Disclaimer: Follow the recommended protocols for simulated altitude training unless a customised protocol is designed for you by a qualified oxygen provider. The practices described in this article can result in injury or death.
Training for freediving, compared to that for most sports, can be notably uncomfortable and at times almost impossible to endure. This being so, I was naturally intrigued by the idea, heard from other freedivers, that I could increase my breathhold ability by sitting at a table, casually breathing through a mask and reading a copy of Sports Illustrated. It all sounded wonderfully easy.
A number of articles (and forum threads) on Deeper Blue have discussed Simulated Altitude Training (SAT) . Here’s my very own experience with this recliner-seat approach to preparing for a competition.
I’m sure I’m not the only one who will admit to trying almost anything allowable to improve breathhold times. You’re not really a freediver until you’ve gone for days without food, sculled citric acid with bicarbonate of soda, taken up yoga classes, deprived yourself of sleep and bought a flash speed suit in the hope of going just a little bit longer or deeper. I once drank a bottle of “oxygenated water” because a friend swore it would provide an immediate boost to the O2 stores in my body. It tasted unbelievably bad and made me nauseous for the best part of a very short static.

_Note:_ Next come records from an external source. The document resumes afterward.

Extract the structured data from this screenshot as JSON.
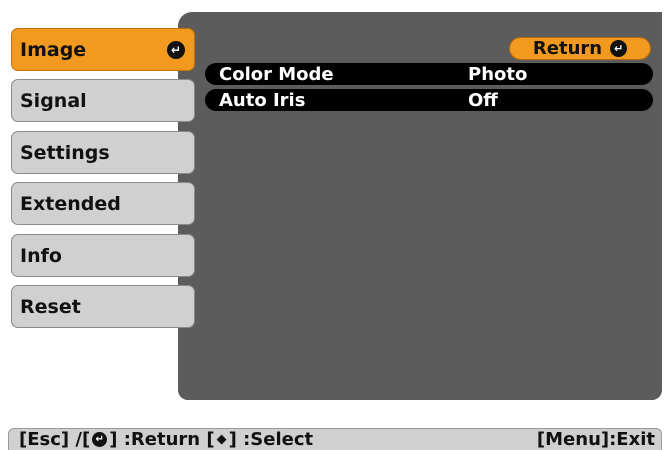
{
  "menu": {
    "items": [
      {
        "label": "Image",
        "active": true
      },
      {
        "label": "Signal"
      },
      {
        "label": "Settings"
      },
      {
        "label": "Extended"
      },
      {
        "label": "Info"
      },
      {
        "label": "Reset"
      }
    ],
    "enter_icon": "enter-icon"
  },
  "panel": {
    "return_label": "Return",
    "rows": [
      {
        "name": "Color Mode",
        "value": "Photo"
      },
      {
        "name": "Auto Iris",
        "value": "Off"
      }
    ]
  },
  "help": {
    "esc": "[Esc] /[",
    "return_text": "] :Return  [",
    "select_text": "] :Select",
    "exit": "[Menu]:Exit"
  },
  "colors": {
    "accent": "#f29a1f",
    "panel": "#5c5c5c",
    "menu_item": "#d0d0d0"
  }
}
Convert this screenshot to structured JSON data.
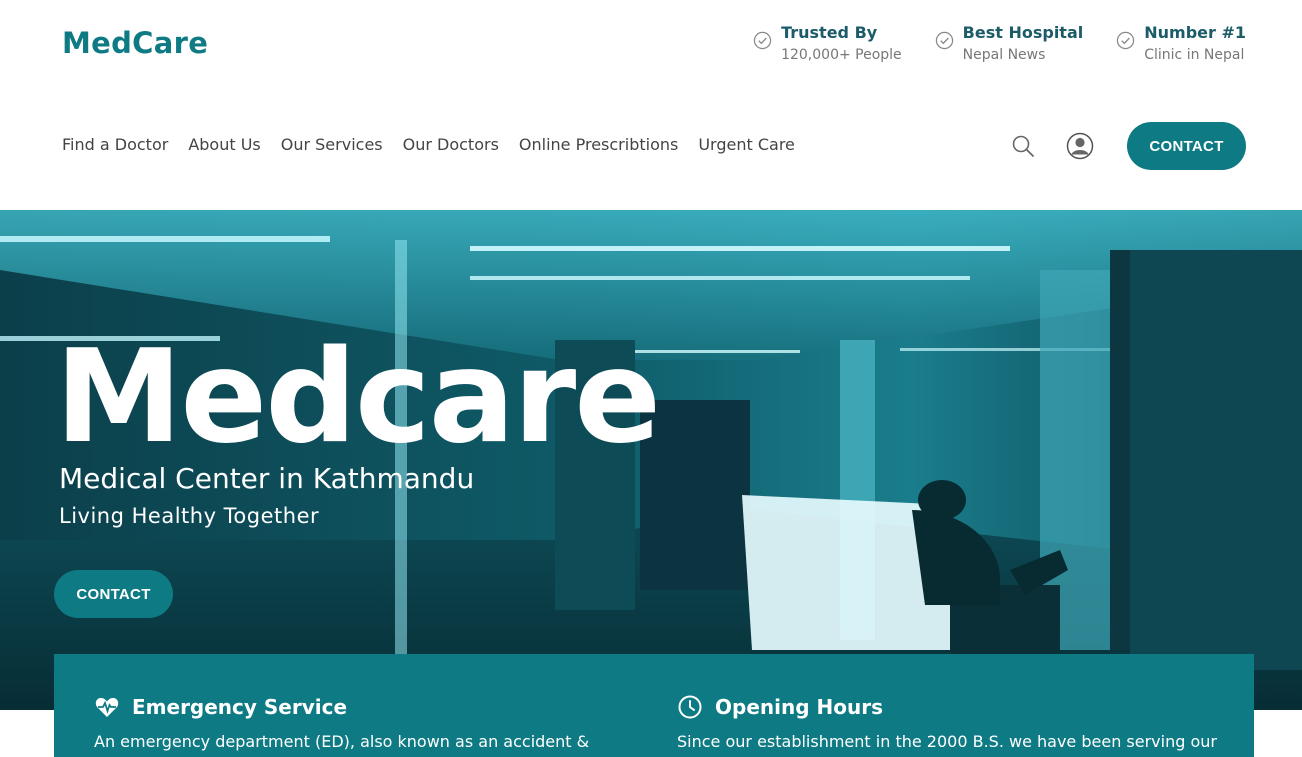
{
  "brand": {
    "logo": "MedCare",
    "accent": "#0e7a84"
  },
  "badges": [
    {
      "title": "Trusted By",
      "subtitle": "120,000+ People",
      "icon": "check-circle-icon"
    },
    {
      "title": "Best Hospital",
      "subtitle": "Nepal News",
      "icon": "check-circle-icon"
    },
    {
      "title": "Number #1",
      "subtitle": "Clinic in Nepal",
      "icon": "check-circle-icon"
    }
  ],
  "nav": {
    "items": [
      "Find a Doctor",
      "About Us",
      "Our Services",
      "Our Doctors",
      "Online Prescribtions",
      "Urgent Care"
    ],
    "contact_label": "CONTACT",
    "search_icon": "search-icon",
    "user_icon": "user-icon"
  },
  "hero": {
    "title": "Medcare",
    "subtitle": "Medical Center in Kathmandu",
    "tagline": "Living Healthy Together",
    "contact_label": "CONTACT"
  },
  "info": {
    "emergency": {
      "title": "Emergency Service",
      "text": "An emergency department (ED), also known as an accident &",
      "icon": "heartbeat-icon"
    },
    "hours": {
      "title": "Opening Hours",
      "text": "Since our establishment in the 2000 B.S. we have been serving our",
      "icon": "clock-icon"
    }
  }
}
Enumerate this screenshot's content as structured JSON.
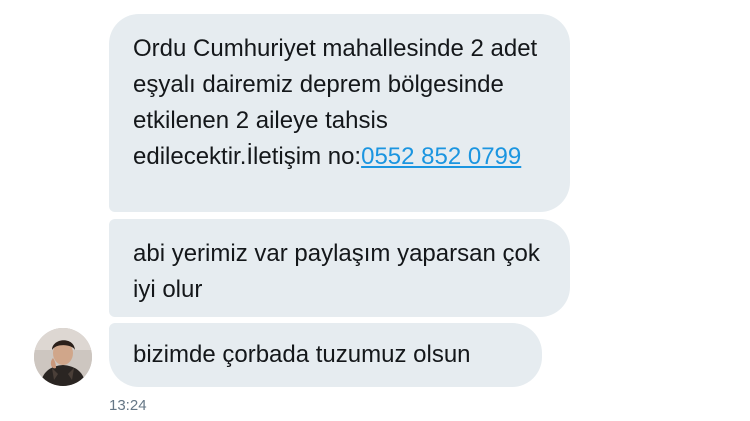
{
  "messages": [
    {
      "text_before_link": "Ordu Cumhuriyet mahallesinde 2 adet eşyalı dairemiz deprem bölgesinde etkilenen 2 aileye tahsis edilecektir.İletişim no:",
      "link_text": "0552 852 0799"
    },
    {
      "text": "abi yerimiz var paylaşım yaparsan çok iyi olur"
    },
    {
      "text": "bizimde çorbada tuzumuz olsun"
    }
  ],
  "timestamp": "13:24",
  "colors": {
    "bubble_background": "#e6ecf0",
    "message_text": "#14171a",
    "link": "#1b95e0",
    "timestamp_text": "#657786"
  }
}
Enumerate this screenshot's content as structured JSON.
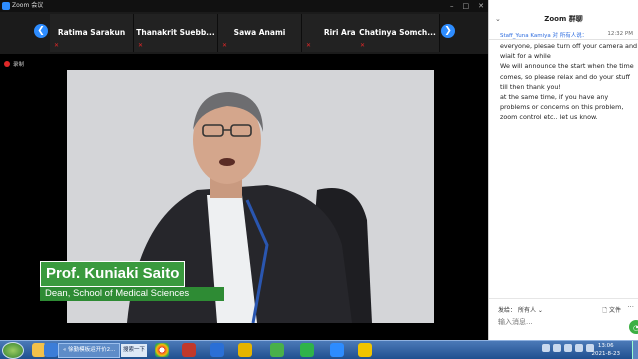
{
  "window": {
    "title": "Zoom 会议",
    "controls": [
      "–",
      "□",
      "✕"
    ]
  },
  "gallery": {
    "prev_icon": "chevron-left-icon",
    "next_icon": "chevron-right-icon",
    "participants": [
      {
        "name": "Ratima Sarakun"
      },
      {
        "name": "Thanakrit   Suebb..."
      },
      {
        "name": "Sawa Anami"
      },
      {
        "name": "Riri Araki"
      },
      {
        "name": "Chatinya   Somch..."
      }
    ]
  },
  "recording": {
    "label": "录制"
  },
  "speaker": {
    "name": "Prof. Kuniaki Saito",
    "title": "Dean, School of Medical Sciences"
  },
  "chat": {
    "title": "Zoom 群聊",
    "minimize": "⌄",
    "message": {
      "sender": "Staff_Yuna Kamiya 对 所有人说：",
      "time": "12:32 PM",
      "lines": [
        "everyone, plesae turn off your camera and",
        "wiait for  a while",
        "We will announce the start when the time",
        "comes, so please relax and do your stuff",
        "till then thank you!",
        "at the same time, if you have any",
        "problems or concerns on this problem,",
        "zoom control etc.. let us know."
      ]
    },
    "to_label": "发给：",
    "to_value": "所有人 ⌄",
    "file_label": "文件",
    "more": "···",
    "input_placeholder": "输入消息..."
  },
  "taskbar": {
    "task_label": "« 徐勤模板运开价2...",
    "search_label": "搜索一下",
    "time": "13:06",
    "date": "2021-8-23"
  },
  "colors": {
    "zoom_blue": "#2d8cff",
    "lower_third_green": "#3a9a3e",
    "record_red": "#e02828"
  }
}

From there on in I vowed to remember that O2 actually has to be breathed to work.
My first go with SAT came in the buildup to the BIOS event in Cyprus, 2004. I did the same SAT programme that any punter off the street would be given: breathe a low O2 mix at 5-minute intervals over the course of an hour. You wear an HR/O2 saturation meter and target specific O2 blood saturations. I had access to a hypoxicator tent but chose the sit-around-a-table method for the lower price tag and – let’s face it – convenience.
Once in Cyprus I concluded that the SAT work I’d been doing had no beneficial effect on my breathhold ability for any freediving discipline. Not surprisingly, there were no markers in my blood profile to suggest that my haematocrit or RBC count had improved. I was on a standard SAT protocol which, in hindsight, was no more than a slight inconvenience to my body – which was already adapted to the highly hypoxic stress placed on it during regular pool and ocean sessions.
At that point I went pretty cold on the SAT idea for a while until Bill Stromberg visited New Zealand and we tried some altitude training together on a slightly more aggressive protocol which Bill designed on the fly. Our goal was to see who could drop their O2 saturation the most without samba. I,for one, experienced some monumental head-spins. Bill seemed to hold it together nicely.
It seemed that the optimal standard for an ideal hypoxic session is saturations held to around 70% over the standard timing intervals. It’s very similar to the sensation I feel on surfacing from a 6-minute-plus breathhold. The body seems to think it is actually freediving – you need regular toilet stops. After training sessions on this plan I can normally perform 4-minute dry statics with minimal discomfort – and I suck at dry statics. A definite performance gain.
On this occasion I took five days’ rest after the SAT sessions before trying a maximum static breathhold. During the go-for-it static I experienced a couple of contractions at around 4 minutes, but generally felt comfortable through to 6:30. I did a bit of struggle towards the end but surfaced cleanly at 7:30. The best I had done without the SAT was 7:00. This is a very significant difference.
I haddn’t changed anything, to the best of my knowldge, in my warmup or in my training routine during the weeks leading up to the attempt, so I’m pretty confident that given the right protocol. SAT training can have a significant impact on breathhold times. I have, at times, been too aggressive with SAT work. I know when this has happened – during all-out statics I experience pins and needles or cloudiness by 6 minutes, warning me that a samba is close.
If you have some extra time and money then consider giving the SAT stuff a go. The downsides are the cost factor and the lack of portability. It’s possible to get small, light hypoxicator units for travelling but they heat up and are a bit of a hassle to use. Anything’s better than drinking some dodgy oxygenated water for training -unless you’re a Bevan Dewar, and simply hold your breath until your blood saturation reaches 60% then ever so slowly sip in air to hold your saturation constant for 5 minutes at a time.
I think I’ll be staying with the soft approach for a while longer.